I had lots of difficulties making my program work, in terms of coding it. So much so that I wanted to give up at a certain point. There are lots of for loops and functions that can easily confuse a writer. My teacher and friends told me not to give up, as I had already put in all the effort I could for this project. So I didn't give up. Soo after, I actually began to understand the code as I took the time to understand what was really going in the program. Before you play the game, please examine the code and make sure that you understand what is going on in the code. It will help you a lot because by understanding the code, you will be able to easily include new items in your game.
Click here to see the code.
Step 8: It's Complete!
It's finally complete. Great job! Now you can finally play the game.
Step 9: Extra Features and Final Thoughts
Even though this is done, there is still so much you can do with it. For example, you can place this project in a box and make it more appealing. Or you can add an RGB led to let the user know when they completed a round or when they lose. There is still so much you can do with this project. What I did was give you the foundation to your great idea.

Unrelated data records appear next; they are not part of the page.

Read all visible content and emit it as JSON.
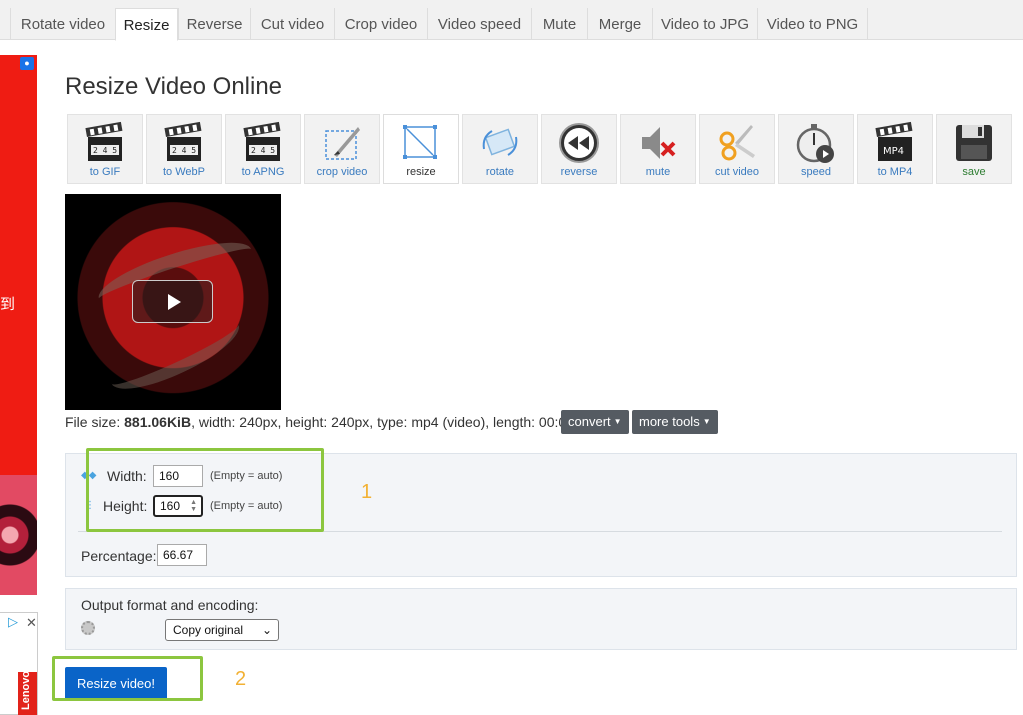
{
  "tabs": [
    {
      "label": "Rotate video",
      "active": false
    },
    {
      "label": "Resize",
      "active": true
    },
    {
      "label": "Reverse",
      "active": false
    },
    {
      "label": "Cut video",
      "active": false
    },
    {
      "label": "Crop video",
      "active": false
    },
    {
      "label": "Video speed",
      "active": false
    },
    {
      "label": "Mute",
      "active": false
    },
    {
      "label": "Merge",
      "active": false
    },
    {
      "label": "Video to JPG",
      "active": false
    },
    {
      "label": "Video to PNG",
      "active": false
    }
  ],
  "page_title": "Resize Video Online",
  "toolbar": [
    {
      "label": "to GIF",
      "icon": "clapperboard-icon"
    },
    {
      "label": "to WebP",
      "icon": "clapperboard-icon"
    },
    {
      "label": "to APNG",
      "icon": "clapperboard-icon"
    },
    {
      "label": "crop video",
      "icon": "crop-icon"
    },
    {
      "label": "resize",
      "icon": "resize-icon",
      "active": true
    },
    {
      "label": "rotate",
      "icon": "rotate-icon"
    },
    {
      "label": "reverse",
      "icon": "rewind-icon"
    },
    {
      "label": "mute",
      "icon": "mute-icon"
    },
    {
      "label": "cut video",
      "icon": "scissors-icon"
    },
    {
      "label": "speed",
      "icon": "stopwatch-icon"
    },
    {
      "label": "to MP4",
      "icon": "mp4-clapperboard-icon",
      "badge": "MP4"
    },
    {
      "label": "save",
      "icon": "floppy-disk-icon"
    }
  ],
  "file_info": {
    "prefix": "File size: ",
    "size": "881.06KiB",
    "rest": ", width: 240px, height: 240px, type: mp4 (video), length: 00:00:12"
  },
  "buttons": {
    "convert": "convert",
    "more_tools": "more tools",
    "resize_video": "Resize video!"
  },
  "size_form": {
    "width_label": "Width:",
    "width_value": "160",
    "width_hint": "(Empty = auto)",
    "height_label": "Height:",
    "height_value": "160",
    "height_hint": "(Empty = auto)",
    "percentage_label": "Percentage:",
    "percentage_value": "66.67"
  },
  "output": {
    "label": "Output format and encoding:",
    "selected": "Copy original"
  },
  "annotations": {
    "one": "1",
    "two": "2",
    "highlight_color": "#8cc63f",
    "number_color": "#f2b134"
  },
  "ad": {
    "side_char": "到",
    "brand": "Lenovo",
    "choices_icon": "ad-choices-icon",
    "close_icon": "close-icon",
    "badge_icon": "user-badge-icon"
  },
  "colors": {
    "primary": "#0a64c8",
    "dropdown": "#555b62",
    "link": "#3a7bbf"
  }
}
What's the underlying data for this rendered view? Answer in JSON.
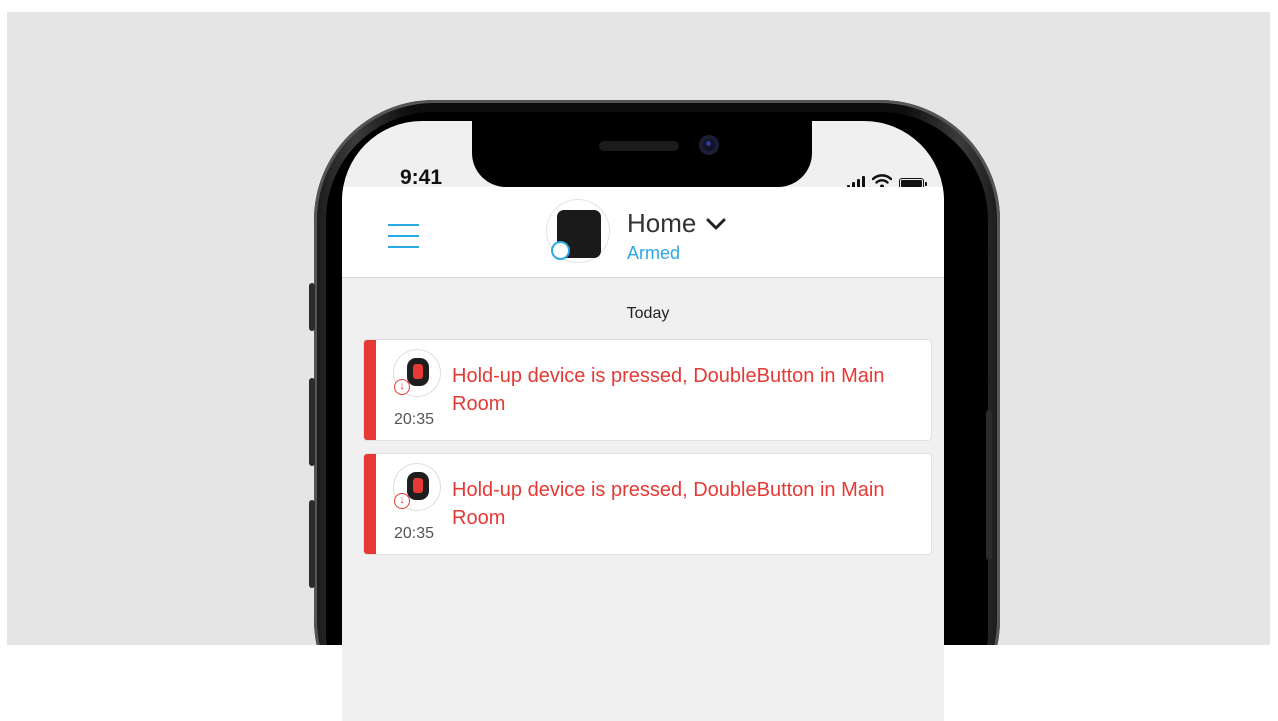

In the end, I am really happy that I chose to create this project for my final evaluation. I had a great time making this project and playing it with my friends. The joy that I had once lost for Simon Says has come back after a long time. I hope you gain the same happiness I got from playing and making this project. Please share this project with your friends and family and thank you for reading my instructable.